## Exercise aim
Line filter on the word "date": copy each matching line from the entries.

Page and application data records:

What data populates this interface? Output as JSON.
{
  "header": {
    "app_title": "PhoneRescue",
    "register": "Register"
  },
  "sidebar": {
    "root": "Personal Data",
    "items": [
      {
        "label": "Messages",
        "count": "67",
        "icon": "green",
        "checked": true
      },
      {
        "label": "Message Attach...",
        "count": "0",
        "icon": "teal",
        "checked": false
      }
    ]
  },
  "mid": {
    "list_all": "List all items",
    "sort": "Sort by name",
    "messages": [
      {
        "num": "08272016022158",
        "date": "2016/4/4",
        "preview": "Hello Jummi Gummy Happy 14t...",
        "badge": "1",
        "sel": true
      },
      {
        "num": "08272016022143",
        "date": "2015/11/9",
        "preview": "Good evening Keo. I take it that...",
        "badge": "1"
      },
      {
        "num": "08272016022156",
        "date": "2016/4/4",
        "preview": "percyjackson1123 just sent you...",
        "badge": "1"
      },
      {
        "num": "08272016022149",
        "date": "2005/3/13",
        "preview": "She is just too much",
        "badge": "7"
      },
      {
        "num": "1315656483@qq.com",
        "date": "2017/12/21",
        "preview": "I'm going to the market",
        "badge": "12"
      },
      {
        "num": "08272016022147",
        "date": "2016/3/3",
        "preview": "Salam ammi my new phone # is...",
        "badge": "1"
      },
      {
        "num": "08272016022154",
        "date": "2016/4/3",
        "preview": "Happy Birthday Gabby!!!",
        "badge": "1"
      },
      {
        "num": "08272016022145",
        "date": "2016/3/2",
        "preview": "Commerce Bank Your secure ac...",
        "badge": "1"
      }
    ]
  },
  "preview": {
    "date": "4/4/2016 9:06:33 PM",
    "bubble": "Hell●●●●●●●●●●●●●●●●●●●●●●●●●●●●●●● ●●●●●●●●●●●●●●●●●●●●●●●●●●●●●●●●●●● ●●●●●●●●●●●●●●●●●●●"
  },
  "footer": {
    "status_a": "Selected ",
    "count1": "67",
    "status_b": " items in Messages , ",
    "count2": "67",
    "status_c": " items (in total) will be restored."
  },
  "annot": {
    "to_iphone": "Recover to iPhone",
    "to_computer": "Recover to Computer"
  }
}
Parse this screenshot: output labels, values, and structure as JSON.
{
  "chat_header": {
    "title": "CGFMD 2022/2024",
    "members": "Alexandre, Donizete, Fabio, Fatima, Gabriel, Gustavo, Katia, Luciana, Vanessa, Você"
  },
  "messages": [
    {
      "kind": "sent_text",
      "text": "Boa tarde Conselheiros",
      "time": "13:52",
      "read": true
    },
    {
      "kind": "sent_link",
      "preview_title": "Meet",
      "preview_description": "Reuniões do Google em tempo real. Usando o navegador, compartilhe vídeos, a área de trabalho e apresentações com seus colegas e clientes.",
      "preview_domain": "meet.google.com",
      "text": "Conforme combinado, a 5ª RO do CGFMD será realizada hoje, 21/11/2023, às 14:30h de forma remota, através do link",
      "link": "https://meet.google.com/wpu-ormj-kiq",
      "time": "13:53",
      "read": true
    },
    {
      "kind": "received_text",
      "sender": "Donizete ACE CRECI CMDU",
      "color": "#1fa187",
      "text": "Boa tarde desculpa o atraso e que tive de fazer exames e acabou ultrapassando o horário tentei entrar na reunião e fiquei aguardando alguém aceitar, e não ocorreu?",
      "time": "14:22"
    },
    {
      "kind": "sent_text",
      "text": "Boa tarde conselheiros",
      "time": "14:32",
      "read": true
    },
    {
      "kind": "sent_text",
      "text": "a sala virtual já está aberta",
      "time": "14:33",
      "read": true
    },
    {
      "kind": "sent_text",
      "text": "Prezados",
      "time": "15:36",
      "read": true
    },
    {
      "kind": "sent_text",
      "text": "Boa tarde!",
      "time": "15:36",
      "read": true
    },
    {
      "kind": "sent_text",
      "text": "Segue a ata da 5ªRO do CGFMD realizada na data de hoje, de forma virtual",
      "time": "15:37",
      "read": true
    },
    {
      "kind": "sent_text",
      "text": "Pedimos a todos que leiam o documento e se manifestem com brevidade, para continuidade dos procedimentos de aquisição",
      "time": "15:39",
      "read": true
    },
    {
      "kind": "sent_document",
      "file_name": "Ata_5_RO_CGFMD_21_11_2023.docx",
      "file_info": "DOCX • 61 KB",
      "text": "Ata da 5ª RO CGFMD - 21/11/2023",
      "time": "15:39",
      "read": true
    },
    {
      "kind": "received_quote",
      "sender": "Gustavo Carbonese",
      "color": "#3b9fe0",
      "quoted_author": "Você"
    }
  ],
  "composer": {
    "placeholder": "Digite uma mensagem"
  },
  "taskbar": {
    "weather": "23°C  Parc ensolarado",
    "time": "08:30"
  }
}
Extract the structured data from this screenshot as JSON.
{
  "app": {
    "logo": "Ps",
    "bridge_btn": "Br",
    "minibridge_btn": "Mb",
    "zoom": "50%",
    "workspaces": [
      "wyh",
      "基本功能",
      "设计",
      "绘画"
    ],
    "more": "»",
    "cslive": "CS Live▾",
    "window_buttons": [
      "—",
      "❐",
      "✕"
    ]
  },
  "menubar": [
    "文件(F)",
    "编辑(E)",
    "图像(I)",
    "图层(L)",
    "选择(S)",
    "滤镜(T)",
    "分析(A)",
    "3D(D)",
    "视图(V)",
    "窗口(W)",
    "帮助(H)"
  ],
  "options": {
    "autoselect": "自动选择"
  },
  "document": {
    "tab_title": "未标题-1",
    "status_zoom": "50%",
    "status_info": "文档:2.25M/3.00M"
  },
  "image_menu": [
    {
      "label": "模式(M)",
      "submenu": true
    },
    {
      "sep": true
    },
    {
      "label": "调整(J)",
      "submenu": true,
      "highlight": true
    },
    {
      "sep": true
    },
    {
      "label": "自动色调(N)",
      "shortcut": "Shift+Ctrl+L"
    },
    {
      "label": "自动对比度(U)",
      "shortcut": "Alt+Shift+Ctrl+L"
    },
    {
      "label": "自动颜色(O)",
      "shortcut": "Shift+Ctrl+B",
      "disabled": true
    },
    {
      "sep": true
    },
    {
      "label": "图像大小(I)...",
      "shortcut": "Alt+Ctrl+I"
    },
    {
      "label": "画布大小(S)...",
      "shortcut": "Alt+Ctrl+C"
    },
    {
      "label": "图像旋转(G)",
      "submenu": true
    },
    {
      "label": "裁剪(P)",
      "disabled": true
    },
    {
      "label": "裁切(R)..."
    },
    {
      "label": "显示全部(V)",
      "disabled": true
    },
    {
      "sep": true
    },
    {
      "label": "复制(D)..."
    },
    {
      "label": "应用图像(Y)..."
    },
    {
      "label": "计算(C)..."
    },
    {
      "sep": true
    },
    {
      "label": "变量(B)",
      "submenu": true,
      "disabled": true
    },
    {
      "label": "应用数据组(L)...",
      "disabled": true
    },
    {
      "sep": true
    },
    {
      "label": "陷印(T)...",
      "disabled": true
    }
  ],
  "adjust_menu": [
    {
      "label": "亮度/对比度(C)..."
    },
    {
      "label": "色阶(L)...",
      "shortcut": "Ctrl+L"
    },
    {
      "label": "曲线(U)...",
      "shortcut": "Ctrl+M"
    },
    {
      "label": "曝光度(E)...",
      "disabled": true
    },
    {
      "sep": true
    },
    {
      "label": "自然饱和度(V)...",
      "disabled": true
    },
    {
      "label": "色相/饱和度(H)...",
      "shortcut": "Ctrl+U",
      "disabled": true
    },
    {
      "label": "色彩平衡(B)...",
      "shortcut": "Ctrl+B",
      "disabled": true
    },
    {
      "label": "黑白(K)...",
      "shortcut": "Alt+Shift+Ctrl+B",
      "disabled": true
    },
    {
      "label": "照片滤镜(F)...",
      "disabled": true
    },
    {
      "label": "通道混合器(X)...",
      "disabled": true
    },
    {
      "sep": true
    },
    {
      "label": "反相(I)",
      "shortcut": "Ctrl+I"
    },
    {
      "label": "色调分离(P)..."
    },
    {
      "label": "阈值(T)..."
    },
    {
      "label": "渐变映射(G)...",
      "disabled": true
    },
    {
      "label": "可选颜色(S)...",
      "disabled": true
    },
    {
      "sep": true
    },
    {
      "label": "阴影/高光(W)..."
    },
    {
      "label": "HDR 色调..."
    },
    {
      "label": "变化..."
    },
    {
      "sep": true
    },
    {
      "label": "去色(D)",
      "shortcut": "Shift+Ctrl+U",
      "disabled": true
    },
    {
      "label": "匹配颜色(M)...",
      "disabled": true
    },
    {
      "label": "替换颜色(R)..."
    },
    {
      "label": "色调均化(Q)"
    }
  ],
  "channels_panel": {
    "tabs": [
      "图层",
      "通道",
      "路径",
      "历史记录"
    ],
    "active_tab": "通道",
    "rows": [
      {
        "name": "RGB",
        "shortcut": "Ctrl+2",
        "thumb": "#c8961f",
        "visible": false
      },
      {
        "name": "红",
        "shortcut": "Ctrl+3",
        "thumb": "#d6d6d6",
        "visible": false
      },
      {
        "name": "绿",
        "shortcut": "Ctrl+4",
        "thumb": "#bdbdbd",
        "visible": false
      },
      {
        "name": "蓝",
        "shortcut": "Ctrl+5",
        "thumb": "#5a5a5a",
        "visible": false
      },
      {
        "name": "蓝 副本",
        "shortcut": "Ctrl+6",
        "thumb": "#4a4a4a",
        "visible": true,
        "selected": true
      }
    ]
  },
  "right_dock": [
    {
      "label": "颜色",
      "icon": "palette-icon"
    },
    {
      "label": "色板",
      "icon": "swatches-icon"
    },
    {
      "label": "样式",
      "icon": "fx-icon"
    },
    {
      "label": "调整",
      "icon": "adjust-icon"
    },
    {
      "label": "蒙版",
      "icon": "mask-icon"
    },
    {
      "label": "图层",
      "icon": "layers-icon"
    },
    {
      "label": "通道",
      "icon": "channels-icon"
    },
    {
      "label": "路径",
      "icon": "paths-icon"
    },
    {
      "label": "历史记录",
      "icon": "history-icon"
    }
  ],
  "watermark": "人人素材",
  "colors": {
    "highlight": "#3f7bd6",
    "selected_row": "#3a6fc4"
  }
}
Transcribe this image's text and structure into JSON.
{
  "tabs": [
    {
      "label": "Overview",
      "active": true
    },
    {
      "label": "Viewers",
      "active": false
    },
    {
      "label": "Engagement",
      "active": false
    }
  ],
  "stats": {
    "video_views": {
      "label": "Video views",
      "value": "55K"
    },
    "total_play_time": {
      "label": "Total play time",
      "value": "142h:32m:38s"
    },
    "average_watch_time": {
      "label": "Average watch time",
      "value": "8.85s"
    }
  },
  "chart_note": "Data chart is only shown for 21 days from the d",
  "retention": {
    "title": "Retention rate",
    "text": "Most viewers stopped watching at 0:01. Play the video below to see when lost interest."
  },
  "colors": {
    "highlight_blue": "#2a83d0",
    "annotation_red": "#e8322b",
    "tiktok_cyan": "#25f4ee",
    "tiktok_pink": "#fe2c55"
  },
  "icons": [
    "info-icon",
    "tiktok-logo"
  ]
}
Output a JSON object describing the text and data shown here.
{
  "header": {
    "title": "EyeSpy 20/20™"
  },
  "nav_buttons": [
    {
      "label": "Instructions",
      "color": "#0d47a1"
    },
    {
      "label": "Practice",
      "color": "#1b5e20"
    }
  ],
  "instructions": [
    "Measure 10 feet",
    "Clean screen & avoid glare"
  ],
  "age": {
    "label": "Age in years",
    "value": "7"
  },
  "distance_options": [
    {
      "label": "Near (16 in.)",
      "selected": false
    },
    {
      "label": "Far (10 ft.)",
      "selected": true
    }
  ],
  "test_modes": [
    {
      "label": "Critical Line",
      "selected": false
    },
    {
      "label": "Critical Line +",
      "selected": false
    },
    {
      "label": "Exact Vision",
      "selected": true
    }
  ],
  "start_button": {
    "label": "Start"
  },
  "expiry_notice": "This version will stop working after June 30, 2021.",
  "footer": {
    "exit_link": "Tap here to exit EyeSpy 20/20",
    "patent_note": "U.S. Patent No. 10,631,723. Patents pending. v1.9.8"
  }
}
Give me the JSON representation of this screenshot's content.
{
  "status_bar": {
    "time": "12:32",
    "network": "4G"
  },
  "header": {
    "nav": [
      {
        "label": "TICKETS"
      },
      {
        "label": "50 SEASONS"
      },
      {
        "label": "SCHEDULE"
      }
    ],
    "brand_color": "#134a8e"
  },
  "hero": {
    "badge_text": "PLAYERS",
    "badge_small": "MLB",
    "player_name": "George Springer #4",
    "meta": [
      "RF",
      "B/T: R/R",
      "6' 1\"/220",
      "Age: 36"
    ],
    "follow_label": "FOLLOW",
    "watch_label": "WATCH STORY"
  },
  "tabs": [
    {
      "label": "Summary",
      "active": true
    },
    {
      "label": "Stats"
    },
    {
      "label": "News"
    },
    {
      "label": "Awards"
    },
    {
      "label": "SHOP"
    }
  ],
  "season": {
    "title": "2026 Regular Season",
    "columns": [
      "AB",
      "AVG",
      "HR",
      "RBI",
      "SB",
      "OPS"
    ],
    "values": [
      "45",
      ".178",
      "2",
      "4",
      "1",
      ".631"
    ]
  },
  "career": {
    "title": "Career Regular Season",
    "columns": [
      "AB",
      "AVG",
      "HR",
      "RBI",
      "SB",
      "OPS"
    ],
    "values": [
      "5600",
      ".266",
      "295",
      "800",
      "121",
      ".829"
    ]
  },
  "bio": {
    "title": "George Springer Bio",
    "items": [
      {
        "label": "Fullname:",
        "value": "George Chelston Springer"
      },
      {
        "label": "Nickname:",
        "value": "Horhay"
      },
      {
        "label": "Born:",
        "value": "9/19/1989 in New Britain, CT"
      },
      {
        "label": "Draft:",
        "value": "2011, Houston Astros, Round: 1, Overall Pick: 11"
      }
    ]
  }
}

## Answer to the problem
        "date": "2016/4/4",
        "date": "2015/11/9",
        "date": "2016/4/4",
        "date": "2005/3/13",
        "date": "2017/12/21",
        "date": "2016/3/3",
        "date": "2016/4/3",
        "date": "2016/3/2",
    "date": "4/4/2016 9:06:33 PM",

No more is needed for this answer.